To understand why navigation is so crucial to the success of a website, it is first necessary to define what it actually is.
The navigation is a roadmap or gateway which allows visitors to experience and orientate themselves with a website and access the various types of content that it contains.
Here are some of the most common types of website navigation we use at Orange Digital.
Probably the most popular and for good reason. It is simple, easy to set up and the no-frills approach means the visitor will have little difficulty in seeing what the website has to offer.
This type of navigation is most often used down the left hand side of a website, usually when there is a longer list of sections or items to push the visitor towards.
Used in conjunction with horizontal text menus, this allows the visitor to access the main sections of a website but sub-sections as well. So this type of navigation could be used by websites containing lots of content that needs to be accurately categorised.
Icons and graphics
Although most commonly seen in apps, icons and graphics are increasingly being used for navigation in websites as well, particularly those designed for mobile devices. Some user intuition is assumed here, as they will need to associate the icon or graphic with the section of the website it represents.
An effective visual aid that highlights where the visitor is within the website’s hierarchy, this navigation can greatly enhance the way users find their way around and reduce the number of clicks needed to return to a higher level page.
So, what really makes a good website navigation?
Most websites will include some of the types of navigation we just mentioned here, depending on the specific goals it has and the overall website design.
Whichever type you choose it is important you keep these four points in mind to improve user experience.
- Categorise the website content, then work backwards. Content should be analysed and bracketed into logical groups, which will then make up the navigation.
- KISS. Keep it simple, use easily recognisable words and phrases in the navigation and remove anything that is superfluous to getting the desired message across. For example use “News” rather than “In the news”.
- Consistency. Once a visitor starts to delve into a website, their experience will be made easier if the main navigation appears in the same place on every page. The harder the user has to look for something they need, the more likely it is they will lose their patience and leave. Not what the doctor ordered.
- Provide a (simple) choice. The aim of website navigation is to provide the visitor with a choice that can be made. The amount of choices in the primary navigation will vary from site to site, but six to nine options is usually considered best. More than that, and it could be worth re-organising the content structure of your website.
The common aim of all websites should be to engage their visitors with interesting, informative content, ultimately pushing them to a “Most Wanted Response,” usually making a purchase or becoming a lead.
It doesn’t take much imagination then, to understand why a poorly designed website navigation is going to put your website at a big disadvantage.

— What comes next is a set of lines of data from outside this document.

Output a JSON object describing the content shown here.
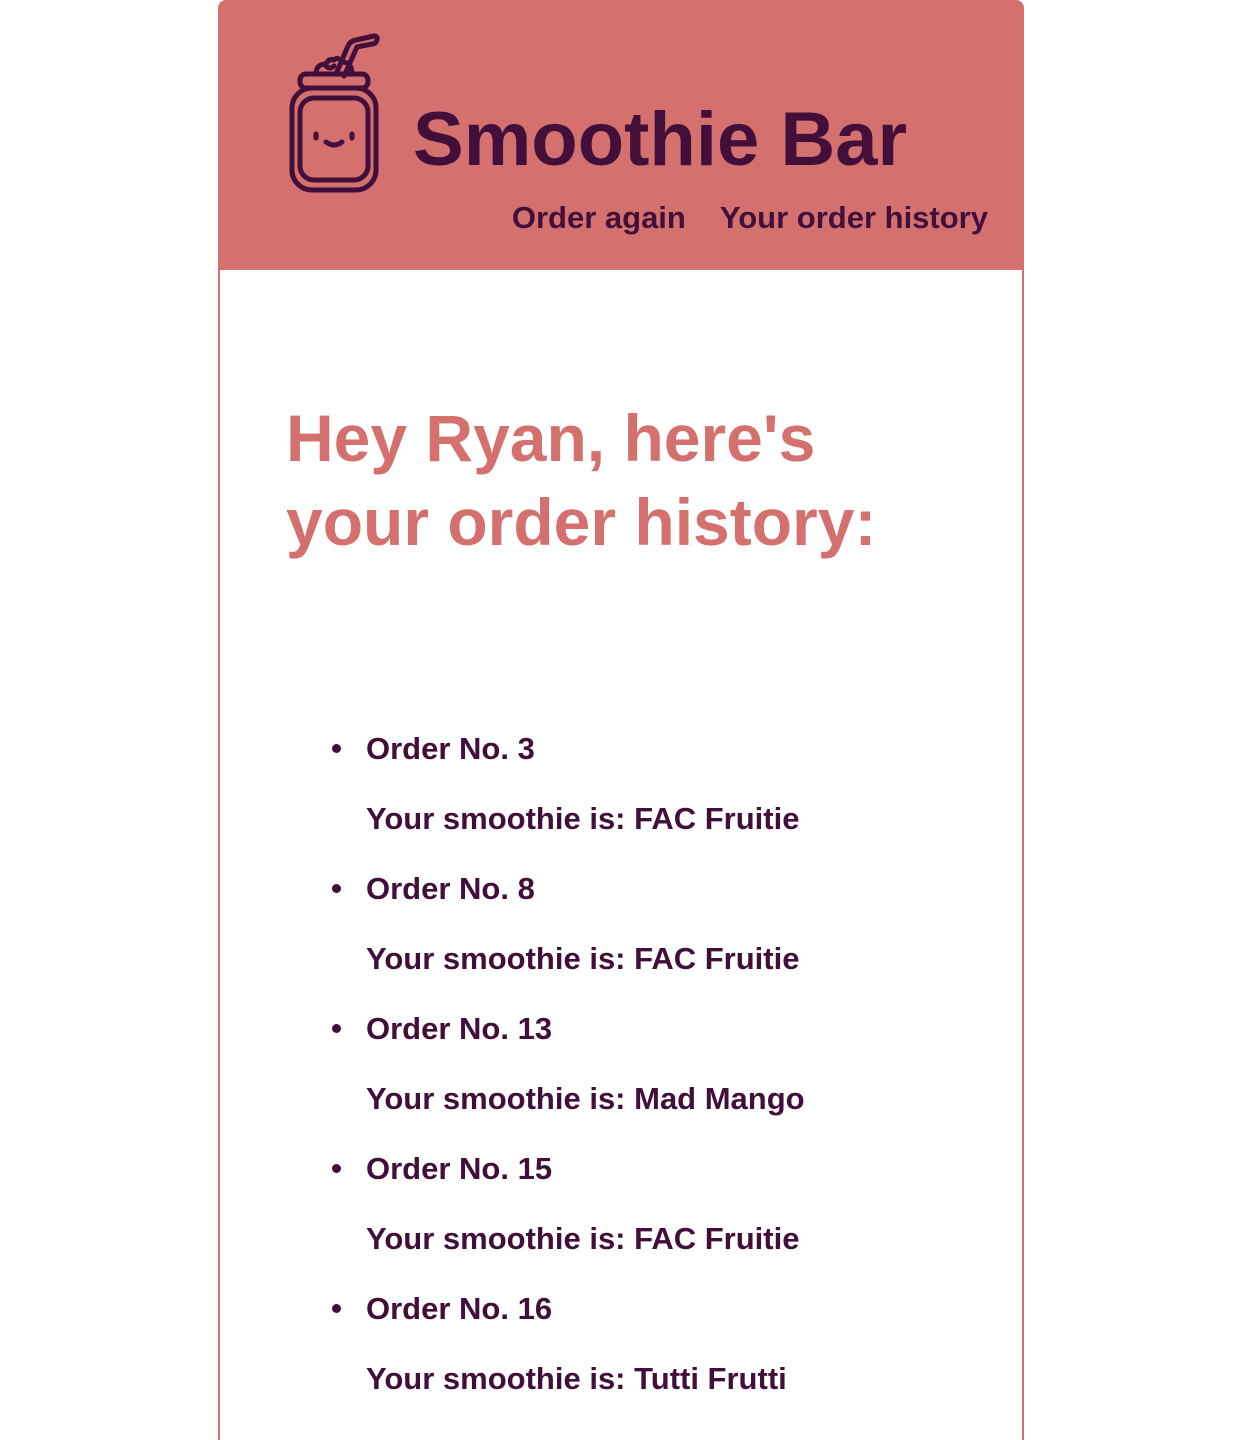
{
  "header": {
    "logo_icon": "smoothie-jar-icon",
    "brand_title": "Smoothie Bar",
    "nav": [
      {
        "label": "Order again"
      },
      {
        "label": "Your order history"
      }
    ]
  },
  "main": {
    "greeting": "Hey Ryan, here's your order history:",
    "orders": [
      {
        "order_label": "Order No. 3",
        "smoothie_text": "Your smoothie is: FAC Fruitie"
      },
      {
        "order_label": "Order No. 8",
        "smoothie_text": "Your smoothie is: FAC Fruitie"
      },
      {
        "order_label": "Order No. 13",
        "smoothie_text": "Your smoothie is: Mad Mango"
      },
      {
        "order_label": "Order No. 15",
        "smoothie_text": "Your smoothie is: FAC Fruitie"
      },
      {
        "order_label": "Order No. 16",
        "smoothie_text": "Your smoothie is: Tutti Frutti"
      }
    ]
  },
  "colors": {
    "header_bg": "#d4706d",
    "text_dark": "#420e3a",
    "accent": "#d4706d",
    "page_bg": "#ffffff"
  }
}
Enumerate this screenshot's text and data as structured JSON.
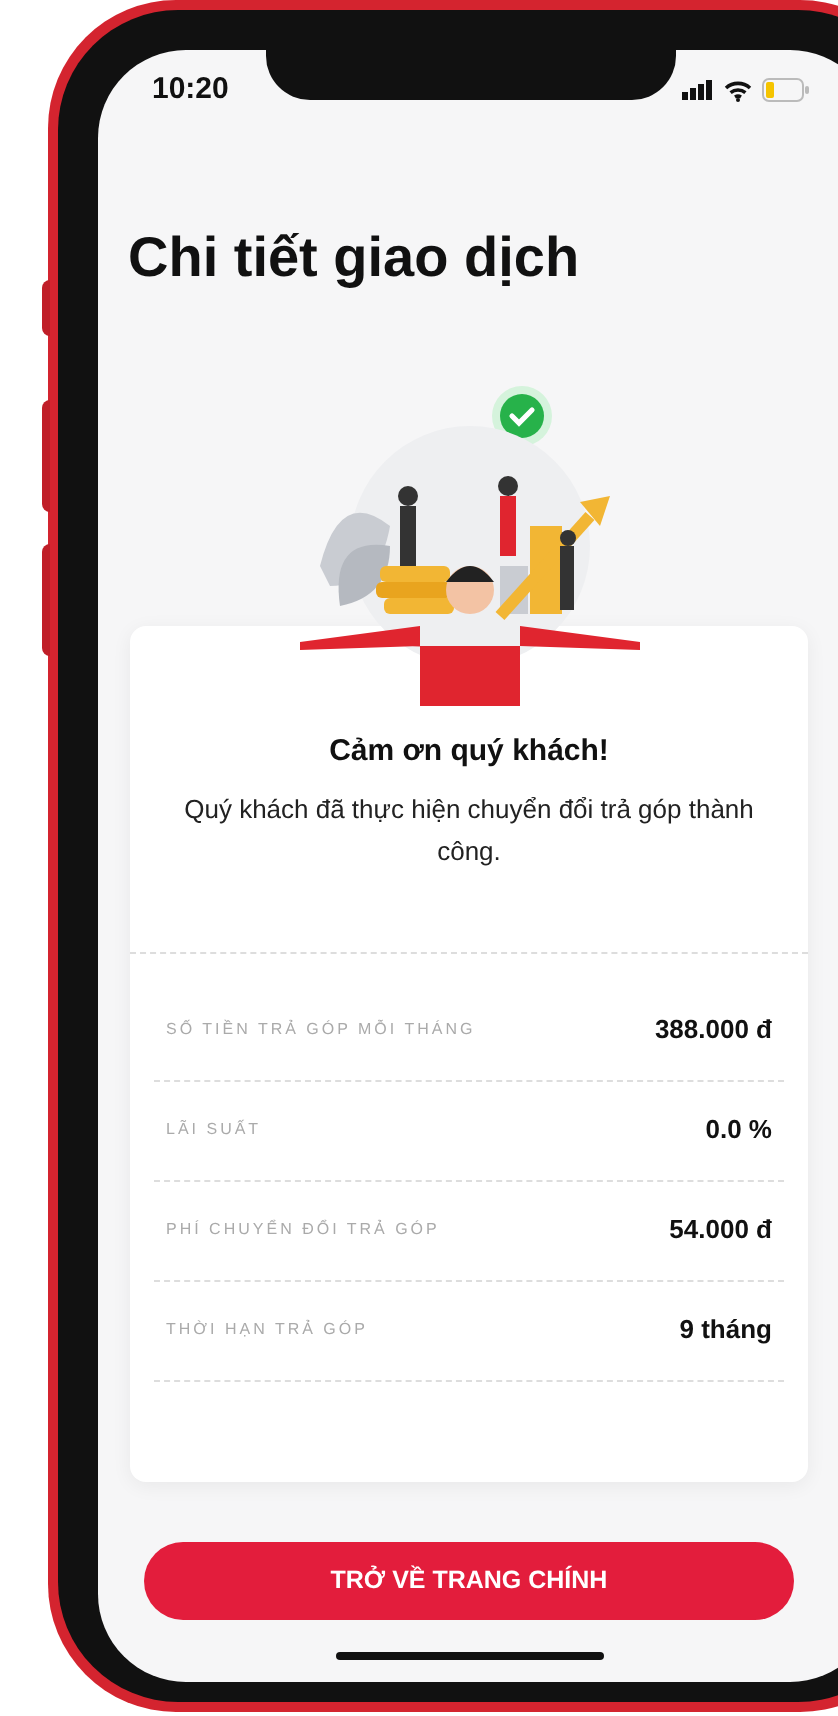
{
  "status_bar": {
    "time": "10:20"
  },
  "title": "Chi tiết giao dịch",
  "message": {
    "heading": "Cảm ơn quý khách!",
    "body": "Quý khách đã thực hiện chuyển đổi trả góp thành công."
  },
  "details": [
    {
      "label": "SỐ TIỀN TRẢ GÓP MỖI THÁNG",
      "value": "388.000 đ"
    },
    {
      "label": "LÃI SUẤT",
      "value": "0.0 %"
    },
    {
      "label": "PHÍ CHUYỂN ĐỔI TRẢ GÓP",
      "value": "54.000 đ"
    },
    {
      "label": "THỜI HẠN TRẢ GÓP",
      "value": "9 tháng"
    }
  ],
  "button": "TRỞ VỀ TRANG CHÍNH"
}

Visitors will not remain on a website and interact with it if they can’t find what they looking for. They will inevitably take their interest and potential business to the competition, perhaps never to return again.
A well thought-out and designed navigation can greatly enhance the user’s experience and enjoyment. Providing simple choices that the user will instantly relate to is in all party’s best interests as it will increase the likelihood that visitors will find what they are looking for and have their problem solved.
For the website, creating a solution for the visitor is the ultimate goal. Whether it’s a piece of free information, a sale, membership sign-up or new lead, all are valuable in their own right and will encourage traffic, recommendation and revenue generation. What every website wants…